• _Provided records_:
***
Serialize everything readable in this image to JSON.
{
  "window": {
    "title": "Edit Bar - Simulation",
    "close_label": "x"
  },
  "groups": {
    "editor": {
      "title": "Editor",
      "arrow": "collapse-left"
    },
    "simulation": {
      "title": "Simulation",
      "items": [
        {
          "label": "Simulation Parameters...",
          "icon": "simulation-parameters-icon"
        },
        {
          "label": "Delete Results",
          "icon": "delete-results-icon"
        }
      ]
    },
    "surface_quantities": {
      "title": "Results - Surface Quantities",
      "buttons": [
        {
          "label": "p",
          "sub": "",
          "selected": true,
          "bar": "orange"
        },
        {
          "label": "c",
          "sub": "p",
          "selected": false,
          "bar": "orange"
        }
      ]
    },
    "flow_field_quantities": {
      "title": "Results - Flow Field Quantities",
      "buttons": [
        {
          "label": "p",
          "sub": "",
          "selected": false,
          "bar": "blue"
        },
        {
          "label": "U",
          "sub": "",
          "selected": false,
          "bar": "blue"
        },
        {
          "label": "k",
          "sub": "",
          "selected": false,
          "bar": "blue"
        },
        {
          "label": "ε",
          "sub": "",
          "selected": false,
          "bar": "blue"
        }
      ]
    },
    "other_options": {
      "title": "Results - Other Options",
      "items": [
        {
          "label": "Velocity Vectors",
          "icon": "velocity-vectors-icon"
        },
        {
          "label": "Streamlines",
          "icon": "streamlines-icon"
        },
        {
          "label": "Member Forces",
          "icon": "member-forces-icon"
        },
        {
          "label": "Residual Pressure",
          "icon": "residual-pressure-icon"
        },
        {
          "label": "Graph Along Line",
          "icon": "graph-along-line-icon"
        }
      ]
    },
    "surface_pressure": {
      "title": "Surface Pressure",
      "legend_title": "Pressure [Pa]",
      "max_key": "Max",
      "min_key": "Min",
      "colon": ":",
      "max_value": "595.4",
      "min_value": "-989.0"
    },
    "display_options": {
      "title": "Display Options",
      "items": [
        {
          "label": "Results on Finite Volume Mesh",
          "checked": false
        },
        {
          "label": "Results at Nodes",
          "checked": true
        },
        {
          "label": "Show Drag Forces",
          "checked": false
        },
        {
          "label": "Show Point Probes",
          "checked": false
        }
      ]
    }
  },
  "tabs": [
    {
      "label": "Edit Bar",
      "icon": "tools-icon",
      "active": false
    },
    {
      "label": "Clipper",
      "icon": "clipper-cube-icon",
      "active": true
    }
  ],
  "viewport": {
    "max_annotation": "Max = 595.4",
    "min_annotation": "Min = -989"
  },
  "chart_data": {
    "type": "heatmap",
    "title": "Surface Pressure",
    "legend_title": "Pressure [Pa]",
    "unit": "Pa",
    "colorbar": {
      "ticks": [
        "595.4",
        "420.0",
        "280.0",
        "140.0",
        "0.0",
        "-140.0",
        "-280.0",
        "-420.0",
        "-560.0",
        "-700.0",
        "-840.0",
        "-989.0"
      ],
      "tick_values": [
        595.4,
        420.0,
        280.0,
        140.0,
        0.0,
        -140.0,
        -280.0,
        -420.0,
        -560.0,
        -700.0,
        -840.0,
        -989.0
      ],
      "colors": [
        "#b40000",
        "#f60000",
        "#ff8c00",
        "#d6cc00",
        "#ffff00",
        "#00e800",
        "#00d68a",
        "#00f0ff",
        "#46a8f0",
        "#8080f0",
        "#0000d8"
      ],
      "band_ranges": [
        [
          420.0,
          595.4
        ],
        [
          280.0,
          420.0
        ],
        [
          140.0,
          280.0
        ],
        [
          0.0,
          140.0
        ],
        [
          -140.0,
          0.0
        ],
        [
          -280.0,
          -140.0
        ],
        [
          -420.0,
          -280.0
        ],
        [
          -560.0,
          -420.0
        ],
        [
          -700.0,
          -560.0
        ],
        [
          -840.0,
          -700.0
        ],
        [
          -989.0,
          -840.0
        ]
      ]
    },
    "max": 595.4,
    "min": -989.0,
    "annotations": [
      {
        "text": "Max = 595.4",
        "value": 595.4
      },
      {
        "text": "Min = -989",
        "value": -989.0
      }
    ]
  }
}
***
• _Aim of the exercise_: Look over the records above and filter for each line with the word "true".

• _Worked solution_:
          "selected": true,
          "checked": true
      "active": true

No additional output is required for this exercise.